"When it was finally over, that's when it hit me," said Sasser. "When I had the last talk with the boys and knew that was going to be the last time I would be on the field, that was very emotional."
The season-ending contest capped a stellar career for Sasser, who will officially retire the last day of school. The Nahunta native and Charles B. Aycock alum collected 23 WCMSAC Division I championships and compiled 457 victories while coaching four sports -- football, volleyball, boys' basketball and baseball -- at various times.
"I like the competition and I grew up in a family of ballplayers," said Sasser. "I love any kind of sport and this was my way to stay in it for all these years, whether coaching or getting out there and practicing with the teams."
Sasser has taught on the middle school level for roughly 95 percent of his career. His stops include Bennettville (S.C.), Glendale Chapel Elementary in Johnston County, Mount Olive Junior High, Southern Wayne HS and Norwayne Middle School.
He stayed with the middle school profession due to a number of reasons, but mainly because he got home at a decent hour and he could teach/coach younger kids.
"At this age, they're very impressionable," said Sasser. "They're eager to learn, don't know it all and are willing to listen. It's a hard age.
"They're trying to grow up and it's good to be part of that growing up process. Hopefully, I've steered them in the right direction."

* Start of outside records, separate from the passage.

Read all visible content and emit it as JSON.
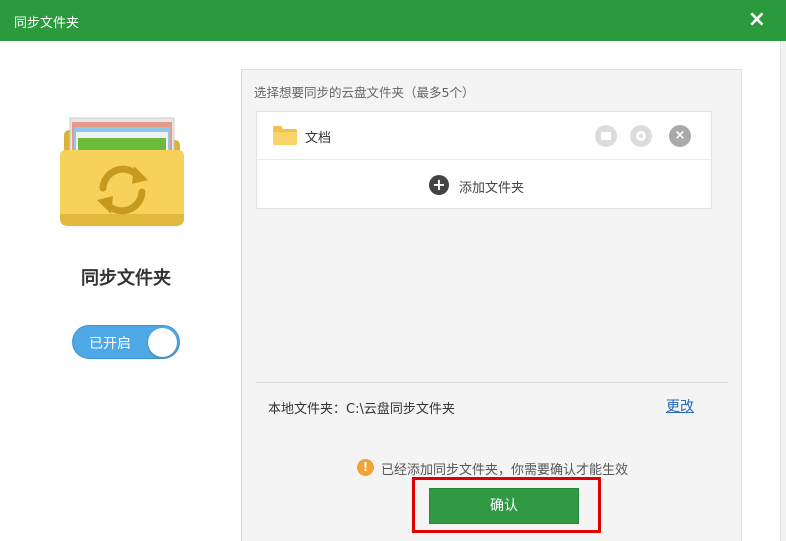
{
  "window": {
    "title": "同步文件夹",
    "close_symbol": "×"
  },
  "left": {
    "feature_title": "同步文件夹",
    "toggle_label": "已开启",
    "toggle_on": true
  },
  "panel": {
    "hint": "选择想要同步的云盘文件夹（最多5个）",
    "folders": [
      {
        "name": "文档"
      }
    ],
    "add_label": "添加文件夹",
    "local_folder_label": "本地文件夹：C:\\云盘同步文件夹",
    "change_link": "更改",
    "notice": "已经添加同步文件夹，你需要确认才能生效",
    "confirm_label": "确认"
  },
  "icons": {
    "sync_folder": "sync-folder-icon",
    "folder": "folder-icon",
    "open": "open-folder-icon",
    "settings": "gear-icon",
    "remove": "close-icon",
    "add": "plus-circle-icon",
    "notice": "info-icon"
  },
  "colors": {
    "titlebar": "#2a9a3c",
    "confirm": "#2f9a43",
    "toggle": "#4fa8e6",
    "link": "#2866b8",
    "highlight": "#e00000",
    "notice_icon": "#f3a333"
  }
}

Sasser's goals are the same in the classroom and in athletics -- work hard, keep a good attitude, learn the fundamentals, have fun and improve day by day.
He considers it a "high priority" each day to make sure the student-athletes improve either a particular day in practice, during the season or on what they wish to achieve in the future. Sasser isn't sure how many students he's taught and/or coached. But, more often than not, a few come back each year to say "hi" and talk about their days in a Cobra uniform.
That's the reward Sasser cherishes the most about his job. It's not about determining who to keep or cut when he decides on a team each season, which is undoubtedly a challenge at the 1,200-student school.
"There have been a lot of young, good men and women that I've been associated with," said Sasser. "Hopefully, I was a small part of helping them develop as a student-athlete or becoming a better person in general."
Sasser hasn't thought too much about his future. He's an avid golfer and tennis player, and loves to garden. He knows he won't be happy sitting at home and has thought about doing some volunteer work.
A successor hasn't been named to fill Sasser's shoes in either one or all the sports he's coached. Sasser does hope the relationship he's developed with his fellow coaches will continue.
"We work well together, help each other out and that's been a big plus, too," said Sasser. "We've got a good working atmosphere here. I have really enjoyed working in the coaching field, being with the boys and girls. It's been like a dream job. I can't think of anything else I'd rather do. To me, it's not really like a job, but just going out there and having fun every day."